Regulatory holidays all WACC'd out?

How can national regulatory authorities (NRAs) promote investment in next generation access networks (NGAs) ?  It’s a common question, to which some would reply that “not interfering” would be an appropriate answer.  In other words, let those who are willing to risk investment in these uncertain times exploit their investment unregulated by NRAs – let them have a “regulatory holiday” (see, for example, the explanation from our friends at Ofcomwatch).

In previous blogs we have suggested that we think regulatory holidays are a bad idea.  We cannot see that regulation and investment are mutually incompatible.  We believe that it is highly likely that investment in NGAs will introduce new economic bottlenecks. Where an NGA is deployed, no effective and sustainable infrastructure competition will be possible in the short or medium term.  NRAs will therefore find that there will be at least some form of dominance in wholesale access to super-fast broadband.  The remedy for the dominance will be the requirement to provide access at a cost-orientated price, with an allowable regulated mark-up, the old favourite Weighted Average Cost of Capital.

We consider that those who protest that investment is impossible in super-fast broadband should explain to simple regulatory lawyers such as ourselves what is wrong with the old model of wholesale access at cost + WACC?  Doesn’t WACC include an assessment of risk? (See, for example, Ofcom’s statement on its approach to risk in the assessment of the cost of capital).

BT 21CN (NGN) Security Threat?

We were interested to read over the weekend that there may be hardware trapdoors or software trojans in Huawei next generation network equipment supplied to BT for its 21CN NGN network, according to a report in The Sunday Times.

At what point does this become a regulatory issue?  The Privacy and Electronic Communications (EC Directive) Regulations 2003 impose an obligation on providers of public electronic communications services to:

“take appropriate technical and organisational measures to safeguard the security of that service”  (See Reg. 5).

The service provider can require the network provider to comply with its reasonable requests concerning implementation of these appropriate measures.  Where a significant security risk remains, then subscribers are supposed to be told.

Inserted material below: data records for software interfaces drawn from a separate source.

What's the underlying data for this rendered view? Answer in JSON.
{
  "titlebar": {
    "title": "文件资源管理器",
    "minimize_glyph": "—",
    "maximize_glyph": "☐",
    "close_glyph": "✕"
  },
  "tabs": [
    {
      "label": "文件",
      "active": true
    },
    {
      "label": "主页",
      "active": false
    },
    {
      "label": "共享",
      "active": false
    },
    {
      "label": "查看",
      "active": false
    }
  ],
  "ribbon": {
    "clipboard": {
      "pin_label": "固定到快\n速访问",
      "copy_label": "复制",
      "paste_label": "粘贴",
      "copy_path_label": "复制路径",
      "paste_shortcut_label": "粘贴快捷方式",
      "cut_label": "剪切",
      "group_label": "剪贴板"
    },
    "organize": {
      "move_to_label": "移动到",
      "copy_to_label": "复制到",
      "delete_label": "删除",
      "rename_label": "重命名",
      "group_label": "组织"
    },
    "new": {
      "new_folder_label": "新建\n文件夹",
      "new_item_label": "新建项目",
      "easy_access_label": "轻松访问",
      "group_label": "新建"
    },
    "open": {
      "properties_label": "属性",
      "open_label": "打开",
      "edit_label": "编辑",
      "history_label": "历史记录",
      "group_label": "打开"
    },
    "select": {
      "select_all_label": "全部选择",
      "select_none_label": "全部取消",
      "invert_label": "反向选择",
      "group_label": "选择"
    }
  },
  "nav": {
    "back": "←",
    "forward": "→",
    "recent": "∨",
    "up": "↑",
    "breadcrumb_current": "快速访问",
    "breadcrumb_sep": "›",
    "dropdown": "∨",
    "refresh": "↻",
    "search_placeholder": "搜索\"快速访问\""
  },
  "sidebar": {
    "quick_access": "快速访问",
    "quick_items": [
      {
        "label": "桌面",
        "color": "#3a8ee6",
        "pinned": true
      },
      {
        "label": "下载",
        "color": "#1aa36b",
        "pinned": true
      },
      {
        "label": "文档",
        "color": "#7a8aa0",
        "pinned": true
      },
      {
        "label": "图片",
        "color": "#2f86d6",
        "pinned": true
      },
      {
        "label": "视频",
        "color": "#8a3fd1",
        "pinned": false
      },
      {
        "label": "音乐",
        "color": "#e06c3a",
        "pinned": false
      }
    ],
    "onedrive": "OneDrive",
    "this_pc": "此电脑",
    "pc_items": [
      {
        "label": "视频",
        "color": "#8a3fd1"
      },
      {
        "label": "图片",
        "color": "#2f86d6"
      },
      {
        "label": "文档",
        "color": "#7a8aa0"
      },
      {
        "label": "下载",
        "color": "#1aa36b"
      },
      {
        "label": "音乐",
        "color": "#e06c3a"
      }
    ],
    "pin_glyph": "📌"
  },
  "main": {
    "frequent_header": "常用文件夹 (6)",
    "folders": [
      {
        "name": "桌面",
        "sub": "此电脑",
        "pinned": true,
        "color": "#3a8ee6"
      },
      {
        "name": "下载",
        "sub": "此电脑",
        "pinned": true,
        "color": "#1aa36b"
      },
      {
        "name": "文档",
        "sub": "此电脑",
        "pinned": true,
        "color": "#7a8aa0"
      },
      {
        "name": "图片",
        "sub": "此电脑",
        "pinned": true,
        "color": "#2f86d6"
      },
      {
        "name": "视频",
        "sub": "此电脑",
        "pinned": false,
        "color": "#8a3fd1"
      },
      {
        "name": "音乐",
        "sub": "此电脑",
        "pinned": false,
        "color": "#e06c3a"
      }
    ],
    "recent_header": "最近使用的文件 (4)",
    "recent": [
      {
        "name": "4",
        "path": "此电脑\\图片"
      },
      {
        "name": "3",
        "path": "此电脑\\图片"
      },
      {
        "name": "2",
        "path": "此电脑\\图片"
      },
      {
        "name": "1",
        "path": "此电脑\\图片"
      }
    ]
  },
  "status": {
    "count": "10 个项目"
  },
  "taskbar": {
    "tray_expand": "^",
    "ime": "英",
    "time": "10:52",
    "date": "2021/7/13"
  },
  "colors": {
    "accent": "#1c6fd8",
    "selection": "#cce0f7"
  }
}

We look forward to Ofcom investigating whether BT has done the appropriate technical due diligence on Huawei equipment and the statement from BT that it has addressed the security risks to its public electronic communications services!